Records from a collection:

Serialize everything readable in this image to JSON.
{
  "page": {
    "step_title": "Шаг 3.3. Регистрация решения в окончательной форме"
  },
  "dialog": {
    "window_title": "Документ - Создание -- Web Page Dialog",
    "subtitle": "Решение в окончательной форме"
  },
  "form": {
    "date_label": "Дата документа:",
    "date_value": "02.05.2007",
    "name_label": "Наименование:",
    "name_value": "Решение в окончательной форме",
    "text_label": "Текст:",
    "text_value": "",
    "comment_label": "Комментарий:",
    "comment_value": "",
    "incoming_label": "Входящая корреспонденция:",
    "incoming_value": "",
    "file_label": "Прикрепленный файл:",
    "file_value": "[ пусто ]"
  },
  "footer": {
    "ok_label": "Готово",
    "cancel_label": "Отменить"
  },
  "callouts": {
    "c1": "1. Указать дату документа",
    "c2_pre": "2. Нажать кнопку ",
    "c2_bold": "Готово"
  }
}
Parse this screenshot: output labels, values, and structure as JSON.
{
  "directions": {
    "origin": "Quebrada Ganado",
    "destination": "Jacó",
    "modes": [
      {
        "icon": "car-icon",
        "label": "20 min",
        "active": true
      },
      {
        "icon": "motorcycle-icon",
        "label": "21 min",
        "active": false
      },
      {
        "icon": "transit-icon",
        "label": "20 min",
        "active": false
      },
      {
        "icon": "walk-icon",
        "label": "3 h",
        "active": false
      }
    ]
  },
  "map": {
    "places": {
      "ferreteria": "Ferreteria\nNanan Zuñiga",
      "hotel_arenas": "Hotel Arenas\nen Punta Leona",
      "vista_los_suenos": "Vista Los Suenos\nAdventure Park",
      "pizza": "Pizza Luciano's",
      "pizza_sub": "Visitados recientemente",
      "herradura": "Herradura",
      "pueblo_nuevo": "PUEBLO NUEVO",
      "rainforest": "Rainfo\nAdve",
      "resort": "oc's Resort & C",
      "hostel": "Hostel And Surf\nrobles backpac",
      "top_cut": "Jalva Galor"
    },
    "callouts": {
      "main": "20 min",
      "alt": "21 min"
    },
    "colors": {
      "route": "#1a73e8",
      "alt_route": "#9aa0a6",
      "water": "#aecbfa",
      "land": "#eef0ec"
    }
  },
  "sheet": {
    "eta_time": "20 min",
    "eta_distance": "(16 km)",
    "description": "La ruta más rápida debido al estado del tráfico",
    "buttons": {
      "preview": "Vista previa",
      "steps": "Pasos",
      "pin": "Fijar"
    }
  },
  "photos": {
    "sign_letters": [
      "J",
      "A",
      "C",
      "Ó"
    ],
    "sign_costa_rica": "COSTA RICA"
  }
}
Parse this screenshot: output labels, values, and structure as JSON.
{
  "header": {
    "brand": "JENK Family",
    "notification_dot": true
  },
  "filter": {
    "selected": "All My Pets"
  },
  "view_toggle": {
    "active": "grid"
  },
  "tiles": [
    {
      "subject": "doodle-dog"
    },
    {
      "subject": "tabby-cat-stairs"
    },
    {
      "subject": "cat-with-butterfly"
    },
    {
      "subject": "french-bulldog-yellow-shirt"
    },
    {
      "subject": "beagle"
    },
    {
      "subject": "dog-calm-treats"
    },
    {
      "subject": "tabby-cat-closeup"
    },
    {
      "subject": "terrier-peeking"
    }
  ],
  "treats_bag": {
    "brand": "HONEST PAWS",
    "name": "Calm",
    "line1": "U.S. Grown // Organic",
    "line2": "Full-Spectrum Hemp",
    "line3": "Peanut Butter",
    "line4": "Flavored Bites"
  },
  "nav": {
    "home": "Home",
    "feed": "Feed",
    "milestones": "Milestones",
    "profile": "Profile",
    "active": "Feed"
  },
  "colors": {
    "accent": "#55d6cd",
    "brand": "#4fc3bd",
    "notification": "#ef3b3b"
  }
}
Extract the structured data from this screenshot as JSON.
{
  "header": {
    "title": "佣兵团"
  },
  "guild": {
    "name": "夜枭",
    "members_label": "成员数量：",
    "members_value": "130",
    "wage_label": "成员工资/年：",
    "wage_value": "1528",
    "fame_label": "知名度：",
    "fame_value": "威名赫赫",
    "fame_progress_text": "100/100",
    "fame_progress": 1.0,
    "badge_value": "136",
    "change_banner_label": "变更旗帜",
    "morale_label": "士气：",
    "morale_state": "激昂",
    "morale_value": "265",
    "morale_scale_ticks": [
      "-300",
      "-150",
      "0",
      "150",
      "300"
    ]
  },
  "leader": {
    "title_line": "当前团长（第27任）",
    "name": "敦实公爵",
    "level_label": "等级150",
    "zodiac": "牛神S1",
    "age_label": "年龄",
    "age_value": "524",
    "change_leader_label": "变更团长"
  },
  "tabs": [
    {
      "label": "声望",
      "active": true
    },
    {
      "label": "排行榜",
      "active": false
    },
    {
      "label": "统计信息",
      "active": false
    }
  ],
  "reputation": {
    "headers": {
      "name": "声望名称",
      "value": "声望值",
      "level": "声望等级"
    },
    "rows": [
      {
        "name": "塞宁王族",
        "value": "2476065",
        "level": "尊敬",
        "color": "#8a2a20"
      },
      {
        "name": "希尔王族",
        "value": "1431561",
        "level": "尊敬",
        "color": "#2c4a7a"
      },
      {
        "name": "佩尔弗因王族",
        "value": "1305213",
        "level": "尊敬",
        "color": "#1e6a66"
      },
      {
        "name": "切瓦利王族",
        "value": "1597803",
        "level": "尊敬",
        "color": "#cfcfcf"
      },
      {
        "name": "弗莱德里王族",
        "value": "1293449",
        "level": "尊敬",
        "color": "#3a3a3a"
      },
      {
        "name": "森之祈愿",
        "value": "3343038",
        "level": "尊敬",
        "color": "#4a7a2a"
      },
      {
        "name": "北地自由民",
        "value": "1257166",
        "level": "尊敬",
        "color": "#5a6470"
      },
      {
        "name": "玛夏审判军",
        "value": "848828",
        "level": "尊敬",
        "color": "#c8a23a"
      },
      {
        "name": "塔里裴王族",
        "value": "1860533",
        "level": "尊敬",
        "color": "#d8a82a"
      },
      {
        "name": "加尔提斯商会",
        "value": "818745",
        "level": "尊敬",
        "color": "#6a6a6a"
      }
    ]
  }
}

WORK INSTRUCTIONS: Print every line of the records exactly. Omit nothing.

ANSWER:
Serialize everything readable in this image to JSON.
{
  "page": {
    "step_title": "Шаг 3.3. Регистрация решения в окончательной форме"
  },
  "dialog": {
    "window_title": "Документ - Создание -- Web Page Dialog",
    "subtitle": "Решение в окончательной форме"
  },
  "form": {
    "date_label": "Дата документа:",
    "date_value": "02.05.2007",
    "name_label": "Наименование:",
    "name_value": "Решение в окончательной форме",
    "text_label": "Текст:",
    "text_value": "",
    "comment_label": "Комментарий:",
    "comment_value": "",
    "incoming_label": "Входящая корреспонденция:",
    "incoming_value": "",
    "file_label": "Прикрепленный файл:",
    "file_value": "[ пусто ]"
  },
  "footer": {
    "ok_label": "Готово",
    "cancel_label": "Отменить"
  },
  "callouts": {
    "c1": "1. Указать дату документа",
    "c2_pre": "2. Нажать кнопку ",
    "c2_bold": "Готово"
  }
}
Parse this screenshot: output labels, values, and structure as JSON.
{
  "directions": {
    "origin": "Quebrada Ganado",
    "destination": "Jacó",
    "modes": [
      {
        "icon": "car-icon",
        "label": "20 min",
        "active": true
      },
      {
        "icon": "motorcycle-icon",
        "label": "21 min",
        "active": false
      },
      {
        "icon": "transit-icon",
        "label": "20 min",
        "active": false
      },
      {
        "icon": "walk-icon",
        "label": "3 h",
        "active": false
      }
    ]
  },
  "map": {
    "places": {
      "ferreteria": "Ferreteria\nNanan Zuñiga",
      "hotel_arenas": "Hotel Arenas\nen Punta Leona",
      "vista_los_suenos": "Vista Los Suenos\nAdventure Park",
      "pizza": "Pizza Luciano's",
      "pizza_sub": "Visitados recientemente",
      "herradura": "Herradura",
      "pueblo_nuevo": "PUEBLO NUEVO",
      "rainforest": "Rainfo\nAdve",
      "resort": "oc's Resort & C",
      "hostel": "Hostel And Surf\nrobles backpac",
      "top_cut": "Jalva Galor"
    },
    "callouts": {
      "main": "20 min",
      "alt": "21 min"
    },
    "colors": {
      "route": "#1a73e8",
      "alt_route": "#9aa0a6",
      "water": "#aecbfa",
      "land": "#eef0ec"
    }
  },
  "sheet": {
    "eta_time": "20 min",
    "eta_distance": "(16 km)",
    "description": "La ruta más rápida debido al estado del tráfico",
    "buttons": {
      "preview": "Vista previa",
      "steps": "Pasos",
      "pin": "Fijar"
    }
  },
  "photos": {
    "sign_letters": [
      "J",
      "A",
      "C",
      "Ó"
    ],
    "sign_costa_rica": "COSTA RICA"
  }
}
Parse this screenshot: output labels, values, and structure as JSON.
{
  "header": {
    "brand": "JENK Family",
    "notification_dot": true
  },
  "filter": {
    "selected": "All My Pets"
  },
  "view_toggle": {
    "active": "grid"
  },
  "tiles": [
    {
      "subject": "doodle-dog"
    },
    {
      "subject": "tabby-cat-stairs"
    },
    {
      "subject": "cat-with-butterfly"
    },
    {
      "subject": "french-bulldog-yellow-shirt"
    },
    {
      "subject": "beagle"
    },
    {
      "subject": "dog-calm-treats"
    },
    {
      "subject": "tabby-cat-closeup"
    },
    {
      "subject": "terrier-peeking"
    }
  ],
  "treats_bag": {
    "brand": "HONEST PAWS",
    "name": "Calm",
    "line1": "U.S. Grown // Organic",
    "line2": "Full-Spectrum Hemp",
    "line3": "Peanut Butter",
    "line4": "Flavored Bites"
  },
  "nav": {
    "home": "Home",
    "feed": "Feed",
    "milestones": "Milestones",
    "profile": "Profile",
    "active": "Feed"
  },
  "colors": {
    "accent": "#55d6cd",
    "brand": "#4fc3bd",
    "notification": "#ef3b3b"
  }
}
Extract the structured data from this screenshot as JSON.
{
  "header": {
    "title": "佣兵团"
  },
  "guild": {
    "name": "夜枭",
    "members_label": "成员数量：",
    "members_value": "130",
    "wage_label": "成员工资/年：",
    "wage_value": "1528",
    "fame_label": "知名度：",
    "fame_value": "威名赫赫",
    "fame_progress_text": "100/100",
    "fame_progress": 1.0,
    "badge_value": "136",
    "change_banner_label": "变更旗帜",
    "morale_label": "士气：",
    "morale_state": "激昂",
    "morale_value": "265",
    "morale_scale_ticks": [
      "-300",
      "-150",
      "0",
      "150",
      "300"
    ]
  },
  "leader": {
    "title_line": "当前团长（第27任）",
    "name": "敦实公爵",
    "level_label": "等级150",
    "zodiac": "牛神S1",
    "age_label": "年龄",
    "age_value": "524",
    "change_leader_label": "变更团长"
  },
  "tabs": [
    {
      "label": "声望",
      "active": true
    },
    {
      "label": "排行榜",
      "active": false
    },
    {
      "label": "统计信息",
      "active": false
    }
  ],
  "reputation": {
    "headers": {
      "name": "声望名称",
      "value": "声望值",
      "level": "声望等级"
    },
    "rows": [
      {
        "name": "塞宁王族",
        "value": "2476065",
        "level": "尊敬",
        "color": "#8a2a20"
      },
      {
        "name": "希尔王族",
        "value": "1431561",
        "level": "尊敬",
        "color": "#2c4a7a"
      },
      {
        "name": "佩尔弗因王族",
        "value": "1305213",
        "level": "尊敬",
        "color": "#1e6a66"
      },
      {
        "name": "切瓦利王族",
        "value": "1597803",
        "level": "尊敬",
        "color": "#cfcfcf"
      },
      {
        "name": "弗莱德里王族",
        "value": "1293449",
        "level": "尊敬",
        "color": "#3a3a3a"
      },
      {
        "name": "森之祈愿",
        "value": "3343038",
        "level": "尊敬",
        "color": "#4a7a2a"
      },
      {
        "name": "北地自由民",
        "value": "1257166",
        "level": "尊敬",
        "color": "#5a6470"
      },
      {
        "name": "玛夏审判军",
        "value": "848828",
        "level": "尊敬",
        "color": "#c8a23a"
      },
      {
        "name": "塔里裴王族",
        "value": "1860533",
        "level": "尊敬",
        "color": "#d8a82a"
      },
      {
        "name": "加尔提斯商会",
        "value": "818745",
        "level": "尊敬",
        "color": "#6a6a6a"
      }
    ]
  }
}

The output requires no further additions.